> [Problem requirements]:
Reproduce the whole listing exactly and let no picture into the copy.

○ ○ ○ ○ ○

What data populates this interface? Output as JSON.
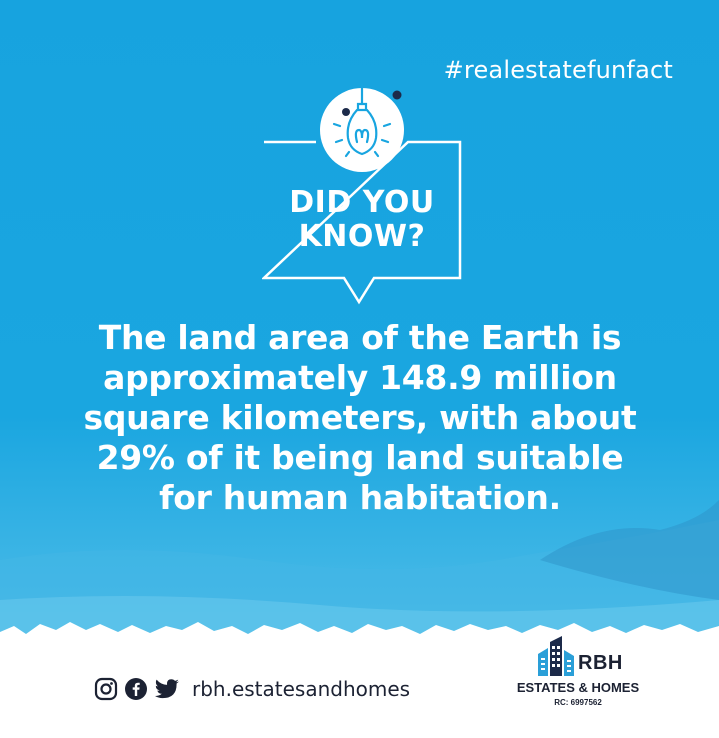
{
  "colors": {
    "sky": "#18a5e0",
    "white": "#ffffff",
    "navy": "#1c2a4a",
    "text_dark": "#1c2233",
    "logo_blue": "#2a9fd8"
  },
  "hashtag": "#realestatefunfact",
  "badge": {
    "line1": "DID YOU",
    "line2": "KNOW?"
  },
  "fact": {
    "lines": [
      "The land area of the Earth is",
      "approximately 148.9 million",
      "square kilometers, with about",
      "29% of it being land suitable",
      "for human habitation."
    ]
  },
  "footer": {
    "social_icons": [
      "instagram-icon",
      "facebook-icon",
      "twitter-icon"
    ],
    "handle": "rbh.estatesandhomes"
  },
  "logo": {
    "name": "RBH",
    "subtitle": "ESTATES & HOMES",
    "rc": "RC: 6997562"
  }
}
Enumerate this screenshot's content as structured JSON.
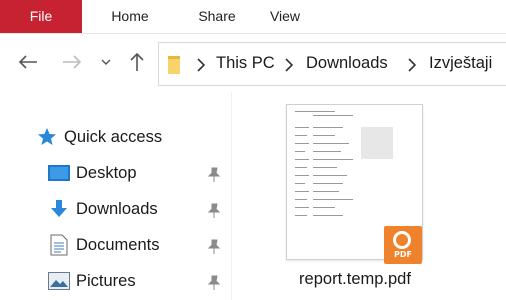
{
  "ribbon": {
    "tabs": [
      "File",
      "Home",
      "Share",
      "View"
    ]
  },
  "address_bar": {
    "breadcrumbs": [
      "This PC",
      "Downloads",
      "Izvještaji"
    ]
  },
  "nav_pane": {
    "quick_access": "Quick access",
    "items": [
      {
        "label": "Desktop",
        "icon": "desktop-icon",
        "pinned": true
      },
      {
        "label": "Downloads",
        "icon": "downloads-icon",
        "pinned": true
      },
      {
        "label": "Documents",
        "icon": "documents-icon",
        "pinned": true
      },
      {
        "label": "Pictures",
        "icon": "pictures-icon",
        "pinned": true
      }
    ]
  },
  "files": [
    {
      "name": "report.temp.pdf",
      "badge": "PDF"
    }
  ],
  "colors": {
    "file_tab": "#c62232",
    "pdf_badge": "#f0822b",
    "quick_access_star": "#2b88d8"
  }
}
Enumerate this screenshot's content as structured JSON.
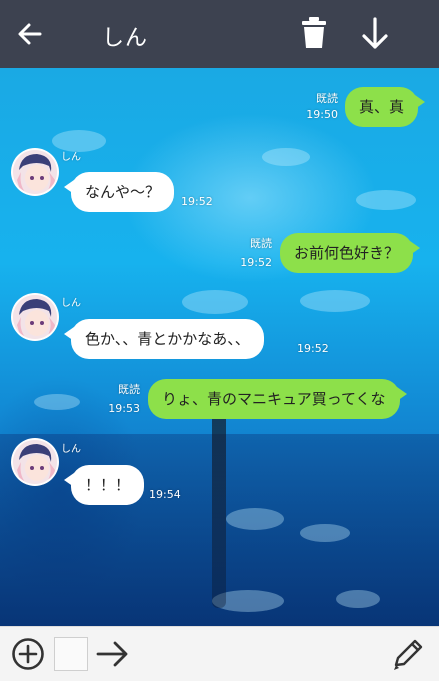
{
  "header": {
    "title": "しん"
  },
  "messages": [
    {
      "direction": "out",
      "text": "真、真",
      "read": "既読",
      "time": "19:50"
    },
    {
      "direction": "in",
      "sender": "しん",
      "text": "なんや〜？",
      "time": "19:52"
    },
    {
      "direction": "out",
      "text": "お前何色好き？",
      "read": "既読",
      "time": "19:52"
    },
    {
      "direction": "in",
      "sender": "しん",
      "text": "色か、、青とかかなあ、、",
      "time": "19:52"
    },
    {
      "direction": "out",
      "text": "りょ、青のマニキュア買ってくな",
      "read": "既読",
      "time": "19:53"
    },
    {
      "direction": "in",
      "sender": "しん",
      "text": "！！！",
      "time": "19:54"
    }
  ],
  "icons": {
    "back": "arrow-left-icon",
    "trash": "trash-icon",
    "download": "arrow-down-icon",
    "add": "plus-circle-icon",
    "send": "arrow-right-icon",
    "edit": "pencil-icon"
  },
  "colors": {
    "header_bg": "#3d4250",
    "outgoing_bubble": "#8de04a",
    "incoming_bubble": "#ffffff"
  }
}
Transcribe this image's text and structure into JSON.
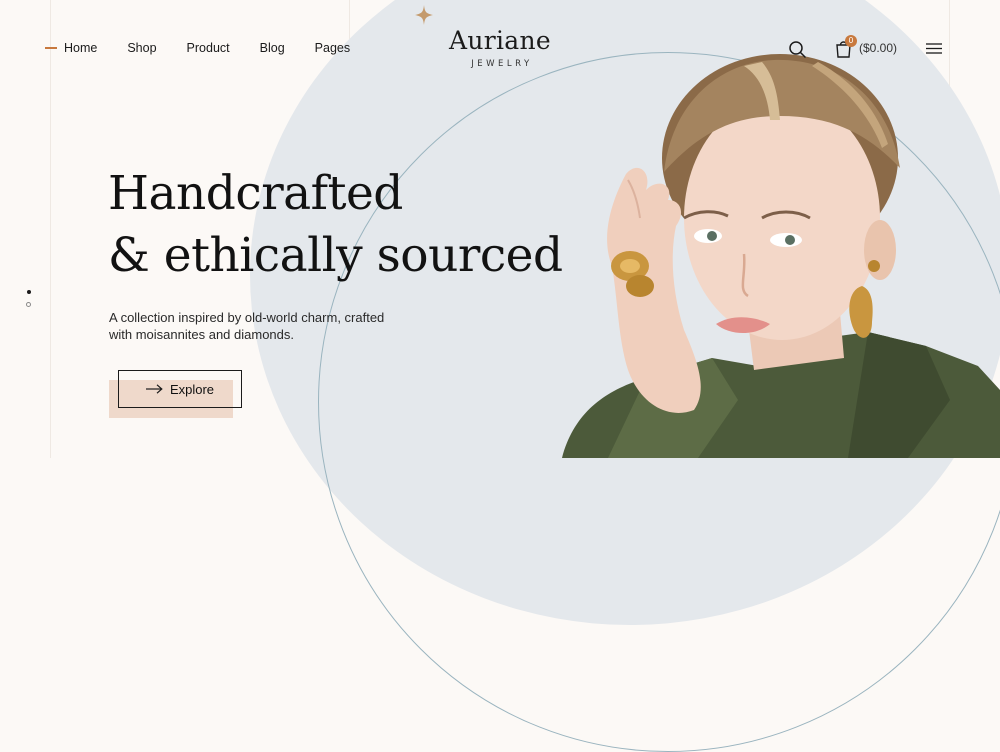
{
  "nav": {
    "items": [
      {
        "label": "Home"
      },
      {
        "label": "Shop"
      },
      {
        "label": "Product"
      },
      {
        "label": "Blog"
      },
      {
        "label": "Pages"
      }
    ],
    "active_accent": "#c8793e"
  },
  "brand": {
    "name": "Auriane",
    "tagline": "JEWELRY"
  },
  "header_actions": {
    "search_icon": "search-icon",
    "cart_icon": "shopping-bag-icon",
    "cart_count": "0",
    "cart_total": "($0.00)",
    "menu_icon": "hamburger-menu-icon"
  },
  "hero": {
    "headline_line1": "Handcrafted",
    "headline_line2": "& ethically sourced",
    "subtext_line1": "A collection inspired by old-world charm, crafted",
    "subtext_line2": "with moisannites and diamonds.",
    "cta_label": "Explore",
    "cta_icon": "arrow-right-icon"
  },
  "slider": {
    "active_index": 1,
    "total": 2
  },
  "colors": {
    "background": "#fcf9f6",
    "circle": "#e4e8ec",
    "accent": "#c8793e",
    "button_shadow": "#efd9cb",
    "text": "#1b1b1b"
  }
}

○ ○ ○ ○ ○

> [Answer for this exercise]:
What data populates this interface? Output as JSON.
{
  "colors": {
    "sky": "#18a5e0",
    "white": "#ffffff",
    "navy": "#1c2a4a",
    "text_dark": "#1c2233",
    "logo_blue": "#2a9fd8"
  },
  "hashtag": "#realestatefunfact",
  "badge": {
    "line1": "DID YOU",
    "line2": "KNOW?"
  },
  "fact": {
    "lines": [
      "The land area of the Earth is",
      "approximately 148.9 million",
      "square kilometers, with about",
      "29% of it being land suitable",
      "for human habitation."
    ]
  },
  "footer": {
    "social_icons": [
      "instagram-icon",
      "facebook-icon",
      "twitter-icon"
    ],
    "handle": "rbh.estatesandhomes"
  },
  "logo": {
    "name": "RBH",
    "subtitle": "ESTATES & HOMES",
    "rc": "RC: 6997562"
  }
}
Enumerate this screenshot's content as structured JSON.
{
  "ribbon": {
    "tabs": [
      "File",
      "Home",
      "Share",
      "View"
    ]
  },
  "address_bar": {
    "breadcrumbs": [
      "This PC",
      "Downloads",
      "Izvještaji"
    ]
  },
  "nav_pane": {
    "quick_access": "Quick access",
    "items": [
      {
        "label": "Desktop",
        "icon": "desktop-icon",
        "pinned": true
      },
      {
        "label": "Downloads",
        "icon": "downloads-icon",
        "pinned": true
      },
      {
        "label": "Documents",
        "icon": "documents-icon",
        "pinned": true
      },
      {
        "label": "Pictures",
        "icon": "pictures-icon",
        "pinned": true
      }
    ]
  },
  "files": [
    {
      "name": "report.temp.pdf",
      "badge": "PDF"
    }
  ],
  "colors": {
    "file_tab": "#c62232",
    "pdf_badge": "#f0822b",
    "quick_access_star": "#2b88d8"
  }
}
Enumerate this screenshot's content as structured JSON.
{
  "header": {
    "title": "しん"
  },
  "messages": [
    {
      "direction": "out",
      "text": "真、真",
      "read": "既読",
      "time": "19:50"
    },
    {
      "direction": "in",
      "sender": "しん",
      "text": "なんや〜？",
      "time": "19:52"
    },
    {
      "direction": "out",
      "text": "お前何色好き？",
      "read": "既読",
      "time": "19:52"
    },
    {
      "direction": "in",
      "sender": "しん",
      "text": "色か、、青とかかなあ、、",
      "time": "19:52"
    },
    {
      "direction": "out",
      "text": "りょ、青のマニキュア買ってくな",
      "read": "既読",
      "time": "19:53"
    },
    {
      "direction": "in",
      "sender": "しん",
      "text": "！！！",
      "time": "19:54"
    }
  ],
  "icons": {
    "back": "arrow-left-icon",
    "trash": "trash-icon",
    "download": "arrow-down-icon",
    "add": "plus-circle-icon",
    "send": "arrow-right-icon",
    "edit": "pencil-icon"
  },
  "colors": {
    "header_bg": "#3d4250",
    "outgoing_bubble": "#8de04a",
    "incoming_bubble": "#ffffff"
  }
}
Transcribe this image's text and structure into JSON.
{
  "nav": {
    "items": [
      {
        "label": "Home"
      },
      {
        "label": "Shop"
      },
      {
        "label": "Product"
      },
      {
        "label": "Blog"
      },
      {
        "label": "Pages"
      }
    ],
    "active_accent": "#c8793e"
  },
  "brand": {
    "name": "Auriane",
    "tagline": "JEWELRY"
  },
  "header_actions": {
    "search_icon": "search-icon",
    "cart_icon": "shopping-bag-icon",
    "cart_count": "0",
    "cart_total": "($0.00)",
    "menu_icon": "hamburger-menu-icon"
  },
  "hero": {
    "headline_line1": "Handcrafted",
    "headline_line2": "& ethically sourced",
    "subtext_line1": "A collection inspired by old-world charm, crafted",
    "subtext_line2": "with moisannites and diamonds.",
    "cta_label": "Explore",
    "cta_icon": "arrow-right-icon"
  },
  "slider": {
    "active_index": 1,
    "total": 2
  },
  "colors": {
    "background": "#fcf9f6",
    "circle": "#e4e8ec",
    "accent": "#c8793e",
    "button_shadow": "#efd9cb",
    "text": "#1b1b1b"
  }
}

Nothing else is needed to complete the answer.